It is true we have said the term "purchase money" as used in this connection is synonymous with consideration. Rohrbach v. Hammill, 162 Iowa 131, 138, 143 N.W. 872, and citations. The holding of the Rohrbach case is that a check, even before it is cashed, may constitute part payment of the purchase money where the parties agree it is to be so considered. The Rohrbach check, which was delivered to the vendor, bore the notation "Earnest Money on Treloar Farm."

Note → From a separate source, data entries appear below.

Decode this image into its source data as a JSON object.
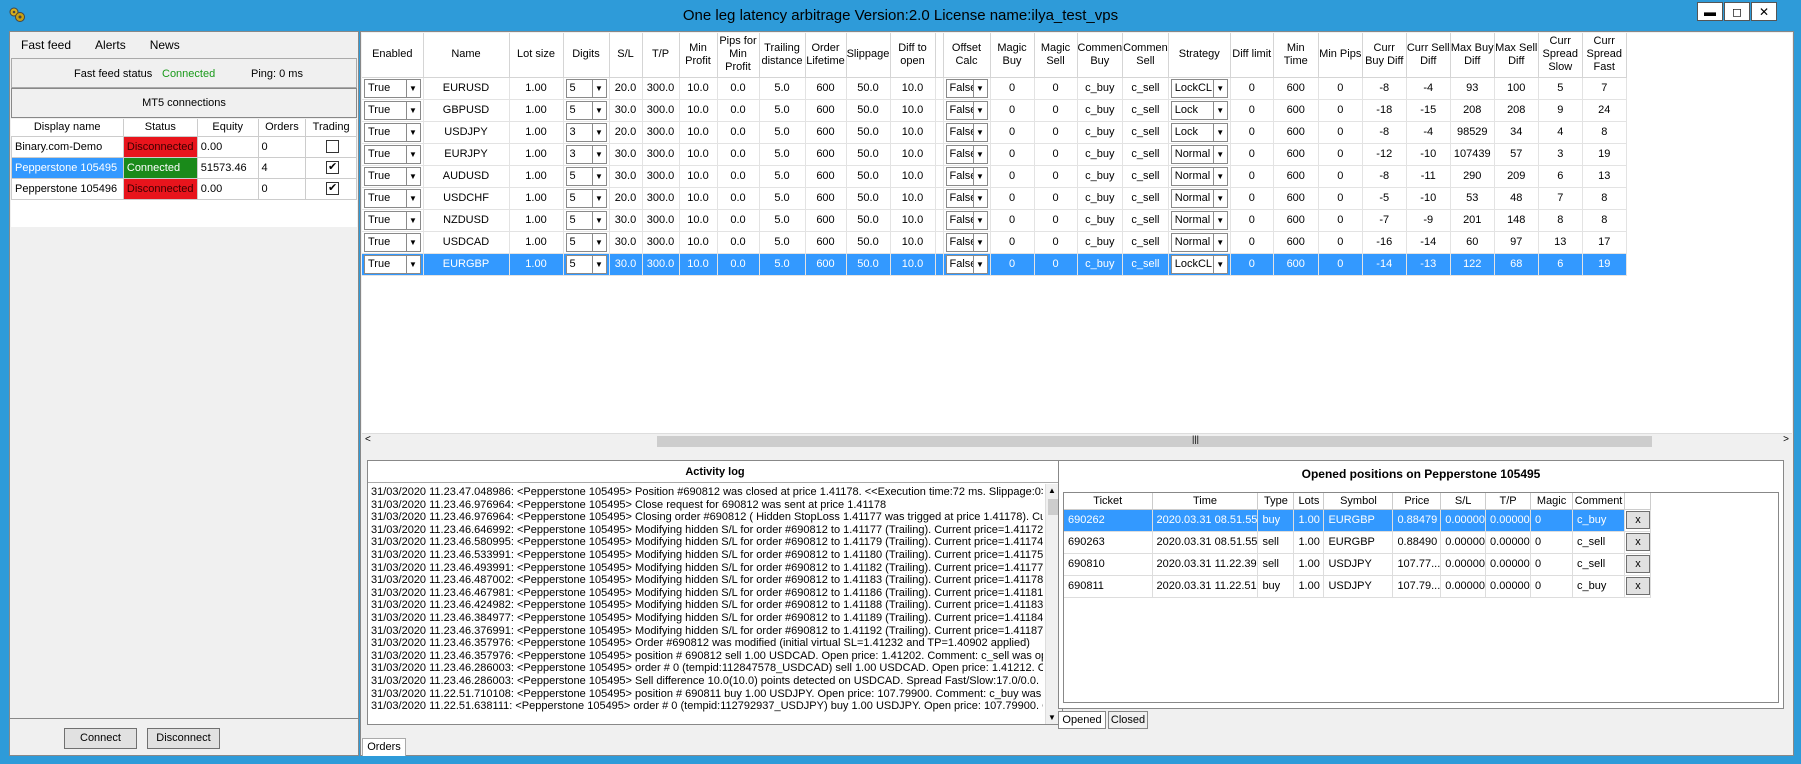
{
  "window": {
    "title": "One leg latency arbitrage Version:2.0 License name:ilya_test_vps",
    "minimize": "▬",
    "maximize": "◻",
    "close": "✕",
    "app_icon": "gear-cluster-icon"
  },
  "menu": {
    "items": [
      "Fast feed",
      "Alerts",
      "News"
    ]
  },
  "feed": {
    "status_label": "Fast feed status",
    "status_value": "Connected",
    "status_color": "#1a9a1a",
    "ping": "Ping: 0 ms"
  },
  "mt5_button": "MT5 connections",
  "accounts": {
    "headers": [
      "Display name",
      "Status",
      "Equity",
      "Orders",
      "Trading"
    ],
    "rows": [
      {
        "name": "Binary.com-Demo",
        "status": "Disconnected",
        "status_color": "#e8141c",
        "equity": "0.00",
        "orders": "0",
        "trading": false,
        "selected": false
      },
      {
        "name": "Pepperstone 105495",
        "status": "Connected",
        "status_color": "#1a8a1a",
        "equity": "51573.46",
        "orders": "4",
        "trading": true,
        "selected": true
      },
      {
        "name": "Pepperstone 105496",
        "status": "Disconnected",
        "status_color": "#e8141c",
        "equity": "0.00",
        "orders": "0",
        "trading": true,
        "selected": false
      }
    ]
  },
  "left_buttons": {
    "connect": "Connect",
    "disconnect": "Disconnect"
  },
  "grid": {
    "headers": [
      "Enabled",
      "Name",
      "Lot size",
      "Digits",
      "S/L",
      "T/P",
      "Min Profit",
      "Pips for Min Profit",
      "Trailing distance",
      "Order Lifetime",
      "Slippage",
      "Diff to open",
      "",
      "Offset Calc",
      "Magic Buy",
      "Magic Sell",
      "Commen Buy",
      "Commen Sell",
      "Strategy",
      "Diff limit",
      "Min Time",
      "Min Pips",
      "Curr Buy Diff",
      "Curr Sell Diff",
      "Max Buy Diff",
      "Max Sell Diff",
      "Curr Spread Slow",
      "Curr Spread Fast"
    ],
    "rows": [
      {
        "enabled": "True",
        "name": "EURUSD",
        "lot": "1.00",
        "digits": "5",
        "sl": "20.0",
        "tp": "300.0",
        "minp": "10.0",
        "pips": "0.0",
        "trail": "5.0",
        "life": "600",
        "slip": "50.0",
        "diff": "10.0",
        "offset": "False",
        "mbuy": "0",
        "msell": "0",
        "cbuy": "c_buy",
        "csell": "c_sell",
        "strategy": "LockCL",
        "dlimit": "0",
        "mintime": "600",
        "minpips": "0",
        "cbd": "-8",
        "csd": "-4",
        "mbd": "93",
        "msd": "100",
        "css": "5",
        "csf": "7",
        "selected": false
      },
      {
        "enabled": "True",
        "name": "GBPUSD",
        "lot": "1.00",
        "digits": "5",
        "sl": "30.0",
        "tp": "300.0",
        "minp": "10.0",
        "pips": "0.0",
        "trail": "5.0",
        "life": "600",
        "slip": "50.0",
        "diff": "10.0",
        "offset": "False",
        "mbuy": "0",
        "msell": "0",
        "cbuy": "c_buy",
        "csell": "c_sell",
        "strategy": "Lock",
        "dlimit": "0",
        "mintime": "600",
        "minpips": "0",
        "cbd": "-18",
        "csd": "-15",
        "mbd": "208",
        "msd": "208",
        "css": "9",
        "csf": "24",
        "selected": false
      },
      {
        "enabled": "True",
        "name": "USDJPY",
        "lot": "1.00",
        "digits": "3",
        "sl": "20.0",
        "tp": "300.0",
        "minp": "10.0",
        "pips": "0.0",
        "trail": "5.0",
        "life": "600",
        "slip": "50.0",
        "diff": "10.0",
        "offset": "False",
        "mbuy": "0",
        "msell": "0",
        "cbuy": "c_buy",
        "csell": "c_sell",
        "strategy": "Lock",
        "dlimit": "0",
        "mintime": "600",
        "minpips": "0",
        "cbd": "-8",
        "csd": "-4",
        "mbd": "98529",
        "msd": "34",
        "css": "4",
        "csf": "8",
        "selected": false
      },
      {
        "enabled": "True",
        "name": "EURJPY",
        "lot": "1.00",
        "digits": "3",
        "sl": "30.0",
        "tp": "300.0",
        "minp": "10.0",
        "pips": "0.0",
        "trail": "5.0",
        "life": "600",
        "slip": "50.0",
        "diff": "10.0",
        "offset": "False",
        "mbuy": "0",
        "msell": "0",
        "cbuy": "c_buy",
        "csell": "c_sell",
        "strategy": "Normal",
        "dlimit": "0",
        "mintime": "600",
        "minpips": "0",
        "cbd": "-12",
        "csd": "-10",
        "mbd": "107439",
        "msd": "57",
        "css": "3",
        "csf": "19",
        "selected": false
      },
      {
        "enabled": "True",
        "name": "AUDUSD",
        "lot": "1.00",
        "digits": "5",
        "sl": "30.0",
        "tp": "300.0",
        "minp": "10.0",
        "pips": "0.0",
        "trail": "5.0",
        "life": "600",
        "slip": "50.0",
        "diff": "10.0",
        "offset": "False",
        "mbuy": "0",
        "msell": "0",
        "cbuy": "c_buy",
        "csell": "c_sell",
        "strategy": "Normal",
        "dlimit": "0",
        "mintime": "600",
        "minpips": "0",
        "cbd": "-8",
        "csd": "-11",
        "mbd": "290",
        "msd": "209",
        "css": "6",
        "csf": "13",
        "selected": false
      },
      {
        "enabled": "True",
        "name": "USDCHF",
        "lot": "1.00",
        "digits": "5",
        "sl": "20.0",
        "tp": "300.0",
        "minp": "10.0",
        "pips": "0.0",
        "trail": "5.0",
        "life": "600",
        "slip": "50.0",
        "diff": "10.0",
        "offset": "False",
        "mbuy": "0",
        "msell": "0",
        "cbuy": "c_buy",
        "csell": "c_sell",
        "strategy": "Normal",
        "dlimit": "0",
        "mintime": "600",
        "minpips": "0",
        "cbd": "-5",
        "csd": "-10",
        "mbd": "53",
        "msd": "48",
        "css": "7",
        "csf": "8",
        "selected": false
      },
      {
        "enabled": "True",
        "name": "NZDUSD",
        "lot": "1.00",
        "digits": "5",
        "sl": "30.0",
        "tp": "300.0",
        "minp": "10.0",
        "pips": "0.0",
        "trail": "5.0",
        "life": "600",
        "slip": "50.0",
        "diff": "10.0",
        "offset": "False",
        "mbuy": "0",
        "msell": "0",
        "cbuy": "c_buy",
        "csell": "c_sell",
        "strategy": "Normal",
        "dlimit": "0",
        "mintime": "600",
        "minpips": "0",
        "cbd": "-7",
        "csd": "-9",
        "mbd": "201",
        "msd": "148",
        "css": "8",
        "csf": "8",
        "selected": false
      },
      {
        "enabled": "True",
        "name": "USDCAD",
        "lot": "1.00",
        "digits": "5",
        "sl": "30.0",
        "tp": "300.0",
        "minp": "10.0",
        "pips": "0.0",
        "trail": "5.0",
        "life": "600",
        "slip": "50.0",
        "diff": "10.0",
        "offset": "False",
        "mbuy": "0",
        "msell": "0",
        "cbuy": "c_buy",
        "csell": "c_sell",
        "strategy": "Normal",
        "dlimit": "0",
        "mintime": "600",
        "minpips": "0",
        "cbd": "-16",
        "csd": "-14",
        "mbd": "60",
        "msd": "97",
        "css": "13",
        "csf": "17",
        "selected": false
      },
      {
        "enabled": "True",
        "name": "EURGBP",
        "lot": "1.00",
        "digits": "5",
        "sl": "30.0",
        "tp": "300.0",
        "minp": "10.0",
        "pips": "0.0",
        "trail": "5.0",
        "life": "600",
        "slip": "50.0",
        "diff": "10.0",
        "offset": "False",
        "mbuy": "0",
        "msell": "0",
        "cbuy": "c_buy",
        "csell": "c_sell",
        "strategy": "LockCL",
        "dlimit": "0",
        "mintime": "600",
        "minpips": "0",
        "cbd": "-14",
        "csd": "-13",
        "mbd": "122",
        "msd": "68",
        "css": "6",
        "csf": "19",
        "selected": true
      }
    ],
    "scroll_grip": "|||",
    "scroll_left": "<",
    "scroll_right": ">"
  },
  "log": {
    "title": "Activity log",
    "lines": [
      "31/03/2020 11.23.47.048986: <Pepperstone 105495> Position #690812 was closed at price 1.41178. <<Execution time:72 ms. Slippage:0>",
      "31/03/2020 11.23.46.976964: <Pepperstone 105495> Close request for 690812 was sent at price 1.41178",
      "31/03/2020 11.23.46.976964: <Pepperstone 105495> Closing order #690812 ( Hidden StopLoss 1.41177 was trigged at price 1.41178). Cu",
      "31/03/2020 11.23.46.646992: <Pepperstone 105495> Modifying hidden S/L for order #690812 to 1.41177 (Trailing). Current price=1.41172",
      "31/03/2020 11.23.46.580995: <Pepperstone 105495> Modifying hidden S/L for order #690812 to 1.41179 (Trailing). Current price=1.41174",
      "31/03/2020 11.23.46.533991: <Pepperstone 105495> Modifying hidden S/L for order #690812 to 1.41180 (Trailing). Current price=1.41175",
      "31/03/2020 11.23.46.493991: <Pepperstone 105495> Modifying hidden S/L for order #690812 to 1.41182 (Trailing). Current price=1.41177",
      "31/03/2020 11.23.46.487002: <Pepperstone 105495> Modifying hidden S/L for order #690812 to 1.41183 (Trailing). Current price=1.41178",
      "31/03/2020 11.23.46.467981: <Pepperstone 105495> Modifying hidden S/L for order #690812 to 1.41186 (Trailing). Current price=1.41181",
      "31/03/2020 11.23.46.424982: <Pepperstone 105495> Modifying hidden S/L for order #690812 to 1.41188 (Trailing). Current price=1.41183",
      "31/03/2020 11.23.46.384977: <Pepperstone 105495> Modifying hidden S/L for order #690812 to 1.41189 (Trailing). Current price=1.41184",
      "31/03/2020 11.23.46.376991: <Pepperstone 105495> Modifying hidden S/L for order #690812 to 1.41192 (Trailing). Current price=1.41187",
      "31/03/2020 11.23.46.357976: <Pepperstone 105495> Order #690812 was modified (initial virtual SL=1.41232 and TP=1.40902 applied)",
      "31/03/2020 11.23.46.357976: <Pepperstone 105495> position # 690812 sell 1.00 USDCAD. Open price: 1.41202. Comment: c_sell was ope",
      "31/03/2020 11.23.46.286003: <Pepperstone 105495> order # 0 (tempid:112847578_USDCAD) sell 1.00 USDCAD. Open price: 1.41212. Co",
      "31/03/2020 11.23.46.286003: <Pepperstone 105495> Sell difference 10.0(10.0) points detected on USDCAD. Spread Fast/Slow:17.0/0.0. I",
      "31/03/2020 11.22.51.710108: <Pepperstone 105495> position # 690811 buy 1.00 USDJPY. Open price: 107.79900. Comment: c_buy was",
      "31/03/2020 11.22.51.638111: <Pepperstone 105495> order # 0 (tempid:112792937_USDJPY) buy 1.00 USDJPY. Open price: 107.79900. C"
    ]
  },
  "positions": {
    "title": "Opened positions on Pepperstone 105495",
    "headers": [
      "Ticket",
      "Time",
      "Type",
      "Lots",
      "Symbol",
      "Price",
      "S/L",
      "T/P",
      "Magic",
      "Comment"
    ],
    "rows": [
      {
        "ticket": "690262",
        "time": "2020.03.31 08.51.55",
        "type": "buy",
        "lots": "1.00",
        "symbol": "EURGBP",
        "price": "0.88479",
        "sl": "0.00000",
        "tp": "0.00000",
        "magic": "0",
        "comment": "c_buy",
        "selected": true
      },
      {
        "ticket": "690263",
        "time": "2020.03.31 08.51.55",
        "type": "sell",
        "lots": "1.00",
        "symbol": "EURGBP",
        "price": "0.88490",
        "sl": "0.00000",
        "tp": "0.00000",
        "magic": "0",
        "comment": "c_sell",
        "selected": false
      },
      {
        "ticket": "690810",
        "time": "2020.03.31 11.22.39",
        "type": "sell",
        "lots": "1.00",
        "symbol": "USDJPY",
        "price": "107.77...",
        "sl": "0.00000",
        "tp": "0.00000",
        "magic": "0",
        "comment": "c_sell",
        "selected": false
      },
      {
        "ticket": "690811",
        "time": "2020.03.31 11.22.51",
        "type": "buy",
        "lots": "1.00",
        "symbol": "USDJPY",
        "price": "107.79...",
        "sl": "0.00000",
        "tp": "0.00000",
        "magic": "0",
        "comment": "c_buy",
        "selected": false
      }
    ],
    "close_label": "x",
    "tabs": [
      "Opened",
      "Closed"
    ]
  },
  "bottom_tab": "Orders",
  "colors": {
    "accent": "#2e9bd9",
    "selection": "#3399ff",
    "disconnected": "#e8141c",
    "connected": "#1a8a1a"
  }
}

This phase of the present controversy seems more like Fairall v. Arnold, supra, 226 Iowa 977, 992, 285 N.W. 664, and In re Estate of Hayer, 234 Iowa 299, 12 N.W.2d 520. The Fairall case holds an oral agreement to deed or devise realty is not taken out of the statute of frauds by plaintiff's refraining, pursuant to his prior assurance, from filing a claim against the estate of the promissor's spouse. In re Estate of Hayer follows Fairall v. Arnold. We there reject the claim an extension of time to pay a bequest of $10,000 and forgiveness of interest thereon took out of the statute of frauds an oral contract for the creation of an interest in land. Section 622.33 contemplates the purchase money, or part thereof, "has been received by the vendor."
 Further, it is well settled that proof of what the vendee did which amounts to consideration for the claimed oral contract to convey must be as plain and definite as evidence of the contract itself and it must be referable exclusively to the contract. Vanston v. Rupe, supra, 244 Iowa 609, 620, 57 N.W.2d 546, 552, and citations; In re Estate of Karr, 235 Iowa 351, 368, 16 N.W.2d 634, 642; Moore v. Olson, 229 Iowa 182, 294 N.W. 305; 81 C.J.S., Specific Performance, section 144.
Testimony that the Vrbas, in reliance on the alleged contract, refrained from selling the farm for more than it would have taken to redeem is not very convincing. Mr. Vrba testifies they had advantageous offers from one Rink and a real-estate dealer. However, Mr. Rink, a witness for plaintiff, says on cross-examination, "I never made any offer to the Vrbas." There is also undisputed testimony that Mr. Vrba told one of defendant's officers about the middle of February he had two or three chances to sell the farm but they wanted to steal it and he would just as soon "throw in the tail with the hide."
In any event it is clear the evidence that the Vrbas refrained from redeeming and from selling the farm is not exclusively referable to the claimed contract. It may well be they did not redeem because Mr. Vrba was financially involved to other creditors or they were unable to raise the necessary money in time and did not sell because, as indicated by the testimony just referred to, they regarded the offers as too low. Conduct of the Vrbas in these two respects is also referable to any of several other reasons aside from the alleged contract. See Fairall v. Arnold, supra, 226 Iowa 977, 992, 285 N.W. 664.
The foregoing disposes of the principal matters argued. Other grounds on which the decree might perhaps have been based need not be considered. — Affirmed.
All JUSTICES concur.